Catholic New World: Newspaper for the Archdiocese of Chicago

Thousands turn out for immigration reform rally

By Michelle Martin

About 150,000 people-mostly immigrants themselves-turned out for a May 1 march and rally to demand reform of the United States' immigration system.

Many of the marchers carried signs in English and Spanish, calling for "No more raids," and proclaiming, "We are workers, not criminals."

Marchers also focused on keeping families together, a frequent issue in that nearly a third of an estimated 6.3 immigrant families without legal status have at least one child who is a U.S. citizen. Such families face a choice when parents are deported: either leave the children here, under the care of friends or relatives, or take them to the parents' home countries, where the children have never lived.

Legal immigrants to the United States also face separation from family members, who must wait years for visas to join them in the United States.

Keeping families together is one of the priorities in the U.S. Conference of Catholic Bishops' campaign for immigration reform, "Justice for Immigrants: A Journey of Hope."

According to campaign officials, senators from both parties were negotiating with the Bush administration the first week of May in hopes of creating compromise immigration reform legislation which could be considered on the floor of the U.S. Senate beginning the week of May 14.

The bishops' conference recognizes the need of countries to control their borders, but insists that immigrants must be treated with the dignity necessary to all people, that there must be a usable system for immigrant workers to come to the United States and for the estimated 12 million people in the United States without proper documents to attain legal status.

In Chicago, Priests for Justice for Immigrants boasts more than 120 members working with the Archdiocesan Office for Peace and Justice and lay groups to advocate for immigration reform, help immigrants become citizens and educate non-immigrant parishioners about the need for immigration reform.

Participants in the May 1 rally used President Bush's education reform slogan, "No child left behind," to advocate to keep their families together.

Many of the participants made the three mile trek from Union Park west of the Loop to Grant Park's Hutchinson Field as families, with children helping to carry flags and babies in strollers or strapped in carriers on their mothers' chests.

Among them were Angel Medina, his wife and four children ranging in age from 16 months to 16 years.

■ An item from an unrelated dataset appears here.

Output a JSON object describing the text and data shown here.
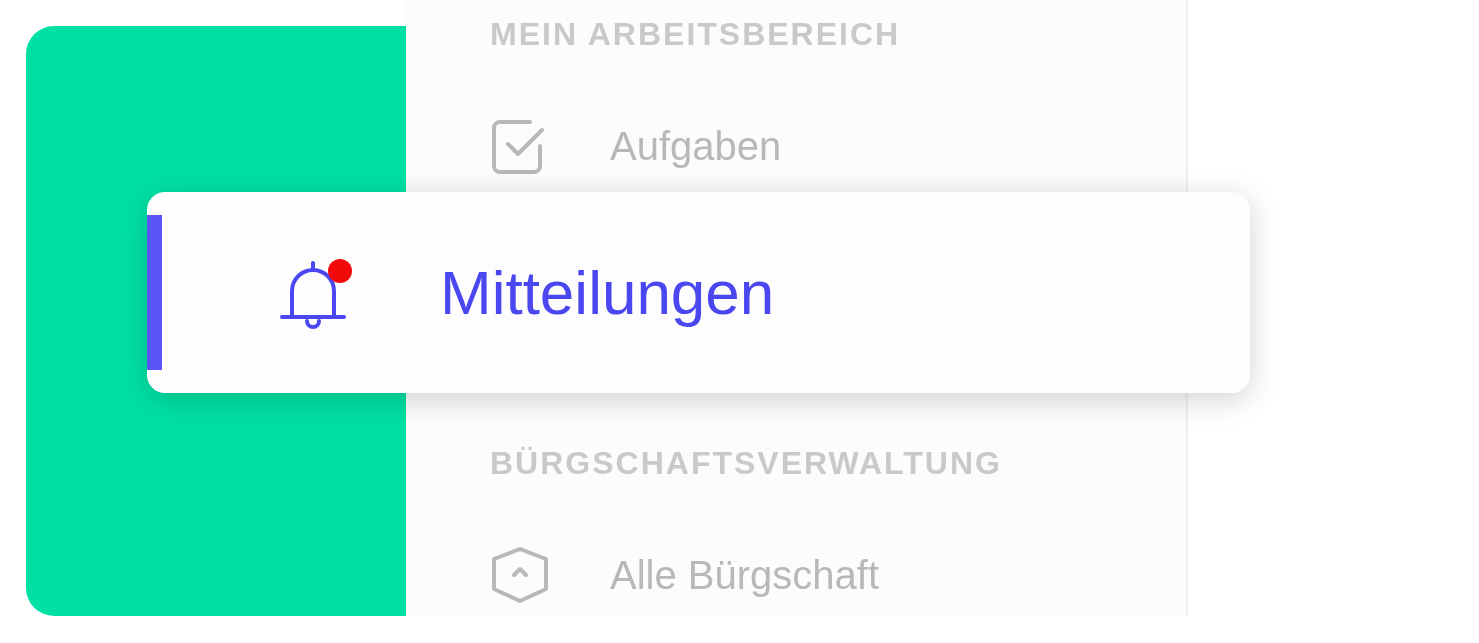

Medina came to the United States without documents, but acquired legal status in the 1986 amnesty. Before then, he said, he always felt like he was about "to fall off a cliff." Now he wants others to have the same chance he had, to build a life out of the shadows.

Members of Our Lady of Lourdes Parish on the North Side, the family carried a yellow- and-white papal flag.

"This is part of our responsibility," Medina said. "Especially for our church." An extended family group of about 10 people from Northwest Indiana came with strollers, diaper bags and a large American flag.

"We want a chance," said Chris Reyes, a member of St. Catherine of Siena Parish in Hammond, as he held the American flag high. Reyes, a restaurant kitchen manager, said immigrants like his family, originally from Mexico City, want to work. "We deserve opportunity."

While most of the flags were red, white and blue, most of the crowd was Latino, along with a significant representation of North African and Middle Eastern Muslims. Agnes Nadi of west suburban Bartlett walked with a Polish flag, to demonstrate that immigration reform is not only a Latino issue.

"We are a part of the community, too," said Nadi, a member of Sacred Heart Parish in Lombard.

Many of the same issues were raised at an April 14 march from Our Lady of Mercy Church on the North Side to the Copernicus Center.

"This is not a political issue or a social issue. It's a moral issue," Viatorian Father Corey Brost of the Priests for Justice told some 1,500 immigration reform supporters at the April event.

"God is not pleased by these stories of injustice and persecution we heard here today," said Brost, one of several dozen speakers on a program emceed by Father Jason Malave of St. Bartholomew Parish.

Tony Wasilewski, a Northwest Side business owner with 15 employees on his payroll, told how he will probably lose it all after 18 years in the United States if the government goes through with plans to deport his wife just before Wasilewski himself is scheduled to become a citizen. He noted they have a 6-year-old American born son who will have a hard time understanding "why his country doesn't want his mother."

Wasilewski said everyone he has turned to for help so far told him "there are no rules to help us at this time."

At this point, it's up to the public to barrage Washington with a blitz of letters, emails and phone calls "to make this the year we bring it home," said Billy Lawless of the Chicago Celts for Immigration Reform.

Contributing: Pat Butler